All posts tagged: necklace

Travel Dice by Walnut Studiolo

Walnut Studiolo‘s line of handmade accessories and games are produced in the company’s Portland, Oregon workshop. The latest addition to their growing line of travel games is a lightweight, portable set of dice ideal for players of any game using six or less die. The dice are secured inside the brass tube with a brass-beaded chain that can be worn as a necklace or carried as a keychain. The solid brass square tube perfectly houses six (6x) 7mm travel dice. A chain secures the dice in the tube at one end, and inlaid walnut wood closes the other end. Over time, the brass will develop a patina from hands and scratches. The die are available in either white or black and the chain comes in two lengths. $25. All images courtesy Walnut Studiolo.

Lovely Pigeon

Why do I love the work of British designer Kirsty Thomas? It’s not just because she’s promised to take me out for fish and chips next time I’m in Scotland. I first fell for the copper- and formica-accented line of handcrafted jewelry—not to mention her copper-foil adorned cards and notebooks—when I spotted the display of her design studio Lovely Pigeon at the designjunction expo during last September’s London Design Festival. Thomas is a print maker, jeweler, illustrator, and “occasional shopkeeper” who works out of an old net loft in Cellardyke, a fishing village on the East coast of Scotland. I asked Thomas about her use of copper, which was a strong trend at the festival.
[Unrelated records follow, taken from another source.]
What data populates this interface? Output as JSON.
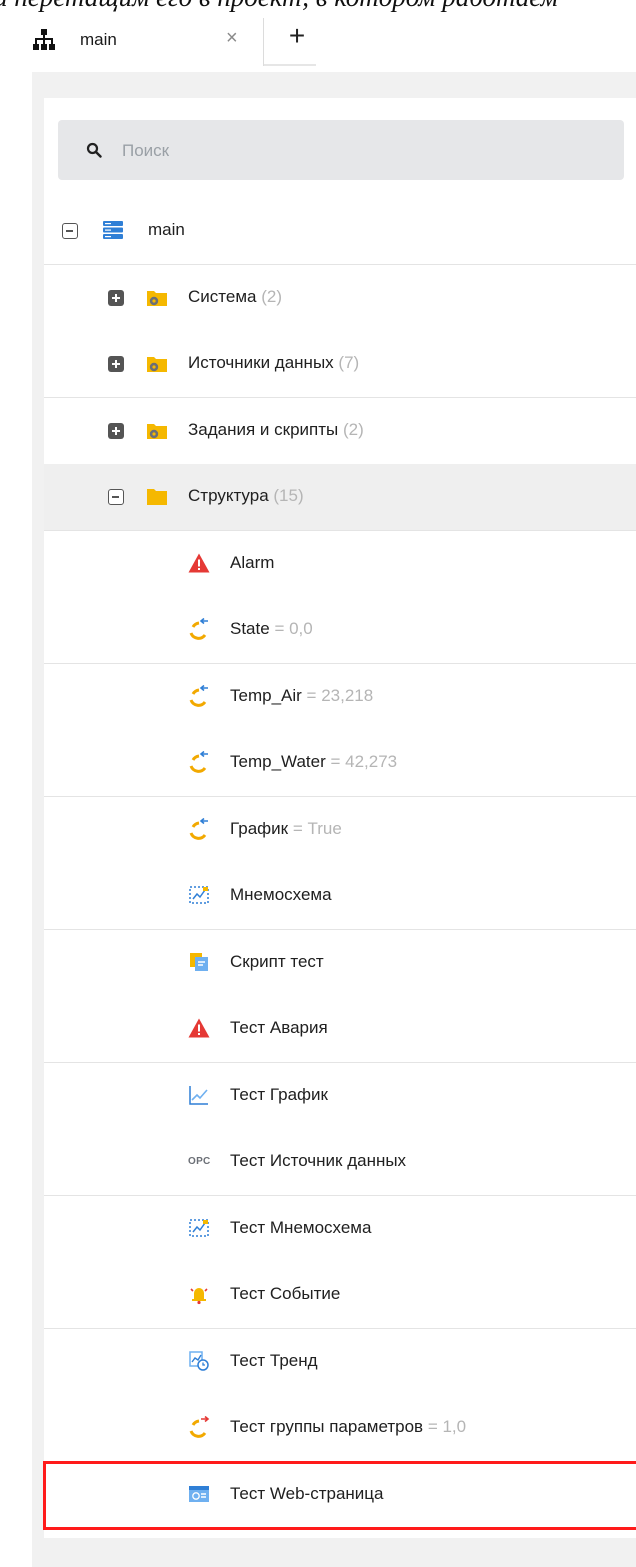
{
  "cutoff_text": "и перетащим его в проект, в котором работаем",
  "tab": {
    "title": "main",
    "close": "×",
    "add": "+"
  },
  "search": {
    "placeholder": "Поиск",
    "value": ""
  },
  "tree": {
    "root": {
      "label": "main"
    },
    "folders": [
      {
        "label": "Система",
        "count": "(2)"
      },
      {
        "label": "Источники данных",
        "count": "(7)"
      },
      {
        "label": "Задания и скрипты",
        "count": "(2)"
      },
      {
        "label": "Структура",
        "count": "(15)"
      }
    ],
    "items": [
      {
        "label": "Alarm",
        "value": "",
        "icon": "alarm-icon"
      },
      {
        "label": "State",
        "value": "= 0,0",
        "icon": "parameter-icon"
      },
      {
        "label": "Temp_Air",
        "value": "= 23,218",
        "icon": "parameter-icon"
      },
      {
        "label": "Temp_Water",
        "value": "= 42,273",
        "icon": "parameter-icon"
      },
      {
        "label": "График",
        "value": "= True",
        "icon": "parameter-icon"
      },
      {
        "label": "Мнемосхема",
        "value": "",
        "icon": "mnemoscheme-icon"
      },
      {
        "label": "Скрипт тест",
        "value": "",
        "icon": "script-icon"
      },
      {
        "label": "Тест Авария",
        "value": "",
        "icon": "alarm-icon"
      },
      {
        "label": "Тест График",
        "value": "",
        "icon": "chart-icon"
      },
      {
        "label": "Тест Источник данных",
        "value": "",
        "icon": "opc-icon",
        "icon_text": "OPC"
      },
      {
        "label": "Тест Мнемосхема",
        "value": "",
        "icon": "mnemoscheme-icon"
      },
      {
        "label": "Тест Событие",
        "value": "",
        "icon": "event-bell-icon"
      },
      {
        "label": "Тест Тренд",
        "value": "",
        "icon": "trend-icon"
      },
      {
        "label": "Тест группы параметров",
        "value": "= 1,0",
        "icon": "parameter-group-icon"
      },
      {
        "label": "Тест Web-страница",
        "value": "",
        "icon": "web-page-icon"
      }
    ]
  },
  "colors": {
    "highlight": "#ff1a1a",
    "folder": "#f5b800",
    "alarm": "#e53935",
    "value_gray": "#b5b5b5"
  }
}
Why do you use so much copper in your work?  I love the copper/brass trend that has emerged recently. The softer, warmer tones of copper, bronze, and brass add a bit of bling and glamour without being ostentatious or showy. I also think warm metallics have a heritage feel and using them in their raw state has a truth and simplicity that you …

Freedom Of Creation Necklaces

FOC Talents is a global online network of talented, young designers that send in Computer Aided Designs twice a year in response to a design brief from the Amsterdam-based product development company Freedom Of Creation (FOC). The best designs are then produced through a 3D printing technique and commercialized by FOC. For the 2011 summer challenge, held in cooperation with Welsh designer Ross Lovegrove, designers were instructed to interpret Lovegrove’s vision of “organic essentialism” into a necklace design. The jury selected the Cobble Necklace by American designer Louis Filosa, a hollow, pebble-shaped, totem-like pendant available in red or gray. Says Lovegrove about the design of the Cobble Necklace: I find erosion a fantastic provider of form and it could be a metaphor for infinite form. What I also like about this work is the contained object which has an almost tribal quality and something more contemporary in the way it is worn…I like its strength and wearability almost as if emotions can crawl inside and live there… The second place winner was the Park necklace …